(Exercise data begins)

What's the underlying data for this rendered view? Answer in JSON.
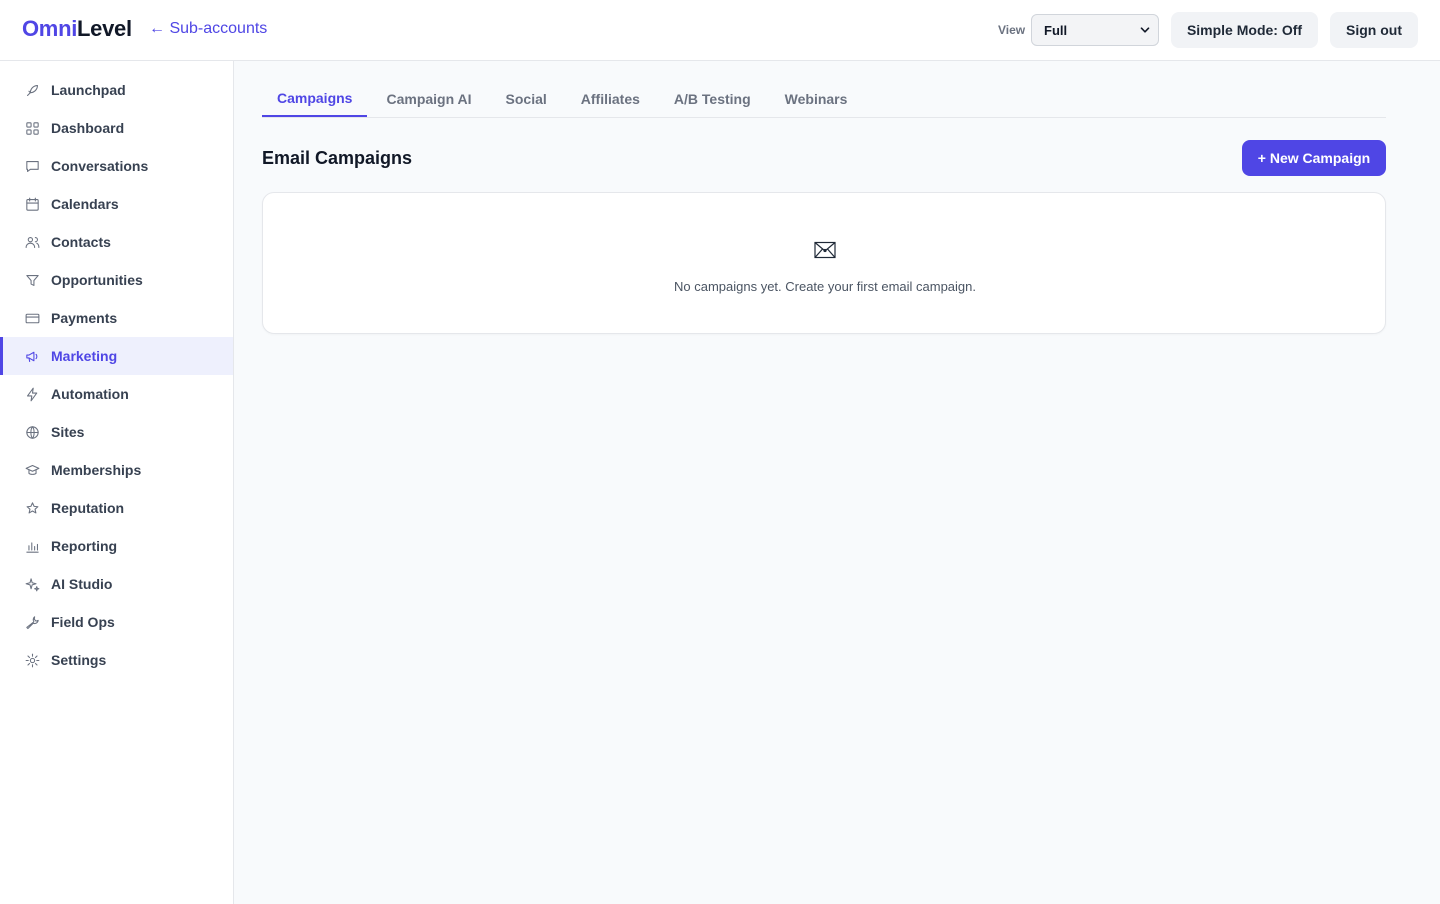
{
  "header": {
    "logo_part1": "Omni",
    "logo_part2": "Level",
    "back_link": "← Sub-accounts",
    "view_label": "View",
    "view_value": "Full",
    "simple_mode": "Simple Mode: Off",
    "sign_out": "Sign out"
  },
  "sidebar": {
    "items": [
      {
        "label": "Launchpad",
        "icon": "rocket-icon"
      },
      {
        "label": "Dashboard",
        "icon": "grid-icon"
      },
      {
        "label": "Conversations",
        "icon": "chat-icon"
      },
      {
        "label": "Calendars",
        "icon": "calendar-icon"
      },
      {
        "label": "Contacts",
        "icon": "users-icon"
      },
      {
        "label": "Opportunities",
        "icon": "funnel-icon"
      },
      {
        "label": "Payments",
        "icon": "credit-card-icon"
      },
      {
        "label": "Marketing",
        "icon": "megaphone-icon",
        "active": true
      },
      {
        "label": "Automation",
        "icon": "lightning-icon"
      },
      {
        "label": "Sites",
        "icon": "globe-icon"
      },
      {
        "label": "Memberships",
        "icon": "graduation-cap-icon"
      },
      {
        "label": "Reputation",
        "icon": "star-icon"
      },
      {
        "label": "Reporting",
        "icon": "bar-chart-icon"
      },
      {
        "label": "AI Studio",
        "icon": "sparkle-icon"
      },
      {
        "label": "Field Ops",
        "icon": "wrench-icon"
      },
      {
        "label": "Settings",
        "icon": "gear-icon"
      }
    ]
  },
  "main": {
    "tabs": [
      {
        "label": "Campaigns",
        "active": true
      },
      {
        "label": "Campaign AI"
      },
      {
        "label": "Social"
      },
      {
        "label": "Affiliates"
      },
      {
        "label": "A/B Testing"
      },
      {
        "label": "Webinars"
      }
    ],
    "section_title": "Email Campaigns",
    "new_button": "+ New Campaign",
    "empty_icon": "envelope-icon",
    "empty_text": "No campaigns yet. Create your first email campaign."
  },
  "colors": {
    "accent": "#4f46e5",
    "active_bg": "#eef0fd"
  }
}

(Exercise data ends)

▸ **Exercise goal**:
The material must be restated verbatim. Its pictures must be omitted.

▸ **Output for this exercise**:
What's the underlying data for this rendered view? Answer in JSON.
{
  "header": {
    "logo_part1": "Omni",
    "logo_part2": "Level",
    "back_link": "← Sub-accounts",
    "view_label": "View",
    "view_value": "Full",
    "simple_mode": "Simple Mode: Off",
    "sign_out": "Sign out"
  },
  "sidebar": {
    "items": [
      {
        "label": "Launchpad",
        "icon": "rocket-icon"
      },
      {
        "label": "Dashboard",
        "icon": "grid-icon"
      },
      {
        "label": "Conversations",
        "icon": "chat-icon"
      },
      {
        "label": "Calendars",
        "icon": "calendar-icon"
      },
      {
        "label": "Contacts",
        "icon": "users-icon"
      },
      {
        "label": "Opportunities",
        "icon": "funnel-icon"
      },
      {
        "label": "Payments",
        "icon": "credit-card-icon"
      },
      {
        "label": "Marketing",
        "icon": "megaphone-icon",
        "active": true
      },
      {
        "label": "Automation",
        "icon": "lightning-icon"
      },
      {
        "label": "Sites",
        "icon": "globe-icon"
      },
      {
        "label": "Memberships",
        "icon": "graduation-cap-icon"
      },
      {
        "label": "Reputation",
        "icon": "star-icon"
      },
      {
        "label": "Reporting",
        "icon": "bar-chart-icon"
      },
      {
        "label": "AI Studio",
        "icon": "sparkle-icon"
      },
      {
        "label": "Field Ops",
        "icon": "wrench-icon"
      },
      {
        "label": "Settings",
        "icon": "gear-icon"
      }
    ]
  },
  "main": {
    "tabs": [
      {
        "label": "Campaigns",
        "active": true
      },
      {
        "label": "Campaign AI"
      },
      {
        "label": "Social"
      },
      {
        "label": "Affiliates"
      },
      {
        "label": "A/B Testing"
      },
      {
        "label": "Webinars"
      }
    ],
    "section_title": "Email Campaigns",
    "new_button": "+ New Campaign",
    "empty_icon": "envelope-icon",
    "empty_text": "No campaigns yet. Create your first email campaign."
  },
  "colors": {
    "accent": "#4f46e5",
    "active_bg": "#eef0fd"
  }
}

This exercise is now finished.